What the task requires: Your response must be the entire set of entries, reproduced word for word.

━━━

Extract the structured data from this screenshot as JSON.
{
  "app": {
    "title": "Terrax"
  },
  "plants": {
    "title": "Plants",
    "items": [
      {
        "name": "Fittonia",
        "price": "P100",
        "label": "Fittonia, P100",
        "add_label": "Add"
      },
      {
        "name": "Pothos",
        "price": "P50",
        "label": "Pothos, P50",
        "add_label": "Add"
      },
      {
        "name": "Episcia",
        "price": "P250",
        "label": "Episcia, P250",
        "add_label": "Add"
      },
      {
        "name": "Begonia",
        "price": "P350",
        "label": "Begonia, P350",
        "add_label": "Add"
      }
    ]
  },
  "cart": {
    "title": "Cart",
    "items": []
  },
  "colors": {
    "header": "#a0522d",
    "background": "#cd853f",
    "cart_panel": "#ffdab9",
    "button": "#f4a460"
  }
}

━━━

Answer for this exercise:
Extract the structured data from this screenshot as JSON.
{
  "app": {
    "title": "Terrax"
  },
  "plants": {
    "title": "Plants",
    "items": [
      {
        "name": "Fittonia",
        "price": "P100",
        "label": "Fittonia, P100",
        "add_label": "Add"
      },
      {
        "name": "Pothos",
        "price": "P50",
        "label": "Pothos, P50",
        "add_label": "Add"
      },
      {
        "name": "Episcia",
        "price": "P250",
        "label": "Episcia, P250",
        "add_label": "Add"
      },
      {
        "name": "Begonia",
        "price": "P350",
        "label": "Begonia, P350",
        "add_label": "Add"
      }
    ]
  },
  "cart": {
    "title": "Cart",
    "items": []
  },
  "colors": {
    "header": "#a0522d",
    "background": "#cd853f",
    "cart_panel": "#ffdab9",
    "button": "#f4a460"
  }
}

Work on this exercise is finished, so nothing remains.